What is required:
Make an exact copy of the records that follow, with each picture omitted.

Input for this task:
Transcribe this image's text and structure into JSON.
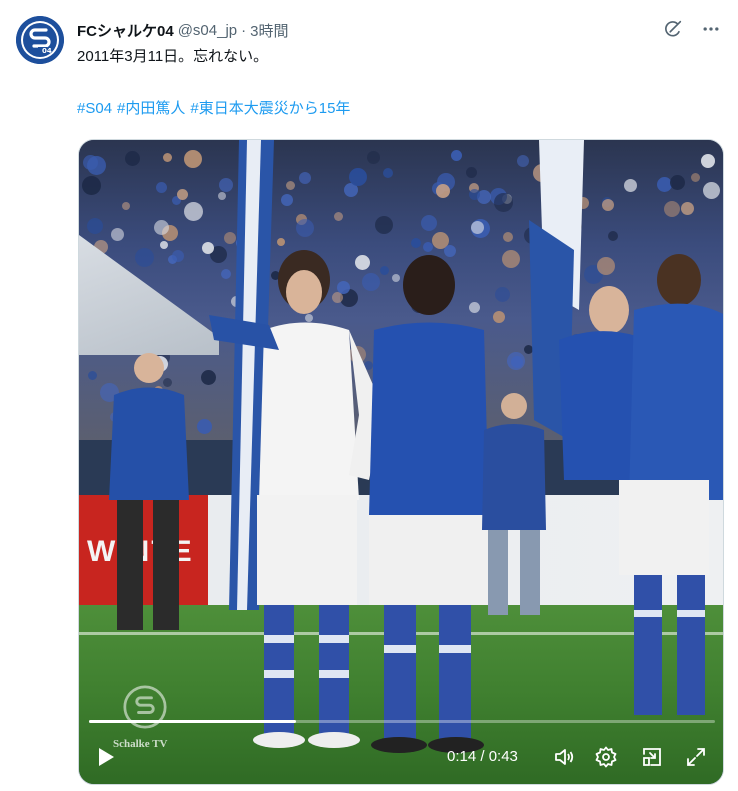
{
  "post": {
    "display_name": "FCシャルケ04",
    "handle": "@s04_jp",
    "separator": "·",
    "time": "3時間",
    "text": "2011年3月11日。忘れない。",
    "hashtags": [
      "#S04",
      "#内田篤人",
      "#東日本大震災から15年"
    ]
  },
  "icons": {
    "grok": "grok-icon",
    "more": "more-icon",
    "play": "play-icon",
    "volume": "volume-icon",
    "settings": "gear-icon",
    "pip": "picture-in-picture-icon",
    "fullscreen": "fullscreen-icon"
  },
  "video": {
    "current_time": "0:14",
    "duration": "0:43",
    "time_readout": "0:14 / 0:43",
    "progress": 0.33,
    "ad_text": "WINTE",
    "watermark_text": "Schalke TV"
  },
  "colors": {
    "link": "#1d9bf0",
    "secondary_text": "#536471",
    "schalke_blue": "#1d4f9c"
  }
}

Response:
Transcribe this image's text and structure into JSON.
{
  "post": {
    "display_name": "FCシャルケ04",
    "handle": "@s04_jp",
    "separator": "·",
    "time": "3時間",
    "text": "2011年3月11日。忘れない。",
    "hashtags": [
      "#S04",
      "#内田篤人",
      "#東日本大震災から15年"
    ]
  },
  "icons": {
    "grok": "grok-icon",
    "more": "more-icon",
    "play": "play-icon",
    "volume": "volume-icon",
    "settings": "gear-icon",
    "pip": "picture-in-picture-icon",
    "fullscreen": "fullscreen-icon"
  },
  "video": {
    "current_time": "0:14",
    "duration": "0:43",
    "time_readout": "0:14 / 0:43",
    "progress": 0.33,
    "ad_text": "WINTE",
    "watermark_text": "Schalke TV"
  },
  "colors": {
    "link": "#1d9bf0",
    "secondary_text": "#536471",
    "schalke_blue": "#1d4f9c"
  }
}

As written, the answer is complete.